Published on January 3, 2013 at 3:48 AM
U.N. Secretary-General Ban Ki-moon "has appointed renowned United States physician Paul Farmer to help galvanize support to eliminate cholera in Haiti, where the disease has already claimed over 7,750 lives," the U.N. News Centre reports. "He will also be charged with advising 'on lessons learned' from the epidemic and 'how those can be applied in Haiti and other settings,'" according to a U.N. statement, Agence France-Presse notes, adding, "Farmer, 53, heads Harvard's department of global health and social medicine. From 2009 to 2012, he also served as deputy to the U.N. special envoy for Haiti under former U.S. President Bill Clinton" (12/29). "The naming of the Special Adviser for Community-Based Medicine and Lessons from Haiti comes just weeks after Mr. Ban launched a new initiative to help eliminate cholera in Haiti and the Dominican Republic, the two nations that make up the Caribbean island of Hispaniola," the U.N. News Centre writes (12/28).

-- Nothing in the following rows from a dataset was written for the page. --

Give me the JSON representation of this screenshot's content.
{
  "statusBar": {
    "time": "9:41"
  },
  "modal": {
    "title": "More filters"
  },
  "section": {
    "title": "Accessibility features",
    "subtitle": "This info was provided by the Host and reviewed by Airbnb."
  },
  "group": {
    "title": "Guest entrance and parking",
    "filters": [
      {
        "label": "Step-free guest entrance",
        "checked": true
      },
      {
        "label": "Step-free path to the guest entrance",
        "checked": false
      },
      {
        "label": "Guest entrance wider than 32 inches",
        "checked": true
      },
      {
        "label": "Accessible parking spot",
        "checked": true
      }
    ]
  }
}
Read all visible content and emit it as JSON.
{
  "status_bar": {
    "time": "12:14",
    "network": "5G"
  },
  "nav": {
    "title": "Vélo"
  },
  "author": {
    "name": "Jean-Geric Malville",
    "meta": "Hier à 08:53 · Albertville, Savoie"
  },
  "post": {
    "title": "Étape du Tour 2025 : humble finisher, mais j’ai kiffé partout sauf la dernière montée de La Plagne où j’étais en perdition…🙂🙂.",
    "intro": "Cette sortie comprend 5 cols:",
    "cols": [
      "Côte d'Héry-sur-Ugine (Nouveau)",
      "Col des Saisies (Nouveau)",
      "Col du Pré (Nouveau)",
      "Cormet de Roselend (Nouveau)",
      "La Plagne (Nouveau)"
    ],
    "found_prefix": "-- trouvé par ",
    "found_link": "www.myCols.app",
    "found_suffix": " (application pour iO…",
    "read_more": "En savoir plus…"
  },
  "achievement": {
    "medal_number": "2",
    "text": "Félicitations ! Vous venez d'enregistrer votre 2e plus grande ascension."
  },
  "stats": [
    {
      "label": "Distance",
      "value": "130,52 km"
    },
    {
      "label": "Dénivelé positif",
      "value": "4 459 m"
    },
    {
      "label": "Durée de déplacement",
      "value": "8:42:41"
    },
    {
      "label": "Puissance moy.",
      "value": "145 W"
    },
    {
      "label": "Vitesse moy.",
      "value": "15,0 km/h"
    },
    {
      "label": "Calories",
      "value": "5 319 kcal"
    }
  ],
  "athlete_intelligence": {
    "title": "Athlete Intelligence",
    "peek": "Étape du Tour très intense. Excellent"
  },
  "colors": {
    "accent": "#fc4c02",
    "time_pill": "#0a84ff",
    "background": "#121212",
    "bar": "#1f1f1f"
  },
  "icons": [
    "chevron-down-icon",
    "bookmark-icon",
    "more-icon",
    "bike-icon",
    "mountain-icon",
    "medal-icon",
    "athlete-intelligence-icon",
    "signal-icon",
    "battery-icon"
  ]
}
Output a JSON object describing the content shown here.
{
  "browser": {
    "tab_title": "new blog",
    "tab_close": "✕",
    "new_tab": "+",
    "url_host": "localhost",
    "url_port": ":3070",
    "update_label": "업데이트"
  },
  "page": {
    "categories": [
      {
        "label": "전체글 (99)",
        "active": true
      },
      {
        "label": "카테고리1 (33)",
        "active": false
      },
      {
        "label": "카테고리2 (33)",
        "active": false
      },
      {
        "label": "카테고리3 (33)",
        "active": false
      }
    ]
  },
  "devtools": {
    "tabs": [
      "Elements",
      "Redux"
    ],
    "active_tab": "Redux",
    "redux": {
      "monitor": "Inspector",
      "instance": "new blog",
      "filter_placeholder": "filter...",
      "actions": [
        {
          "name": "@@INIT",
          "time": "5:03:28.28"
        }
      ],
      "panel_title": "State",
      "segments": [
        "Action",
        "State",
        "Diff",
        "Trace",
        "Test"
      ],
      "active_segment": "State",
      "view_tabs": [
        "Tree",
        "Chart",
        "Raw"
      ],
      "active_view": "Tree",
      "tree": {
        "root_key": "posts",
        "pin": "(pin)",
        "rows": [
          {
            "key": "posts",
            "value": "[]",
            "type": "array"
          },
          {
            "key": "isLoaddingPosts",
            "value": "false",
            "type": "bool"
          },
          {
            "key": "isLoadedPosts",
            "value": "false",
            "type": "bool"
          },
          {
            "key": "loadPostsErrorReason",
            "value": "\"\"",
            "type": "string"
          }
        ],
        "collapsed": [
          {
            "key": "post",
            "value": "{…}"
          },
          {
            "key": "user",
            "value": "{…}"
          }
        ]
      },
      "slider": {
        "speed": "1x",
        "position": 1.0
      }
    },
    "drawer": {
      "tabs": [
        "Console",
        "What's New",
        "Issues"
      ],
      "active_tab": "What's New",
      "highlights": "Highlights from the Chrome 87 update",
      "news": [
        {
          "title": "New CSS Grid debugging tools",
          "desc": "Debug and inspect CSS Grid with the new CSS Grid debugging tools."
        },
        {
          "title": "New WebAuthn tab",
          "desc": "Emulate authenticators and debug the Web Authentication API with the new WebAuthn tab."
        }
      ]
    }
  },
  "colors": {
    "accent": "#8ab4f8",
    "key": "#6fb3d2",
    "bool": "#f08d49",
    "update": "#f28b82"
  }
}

This article was reprinted from kaiserhealthnews.org with permission from the Henry J. Kaiser Family Foundation. Kaiser Health News, an editorially independent news service, is a program of the Kaiser Family Foundation, a nonpartisan health care policy research organization unaffiliated with Kaiser Permanente.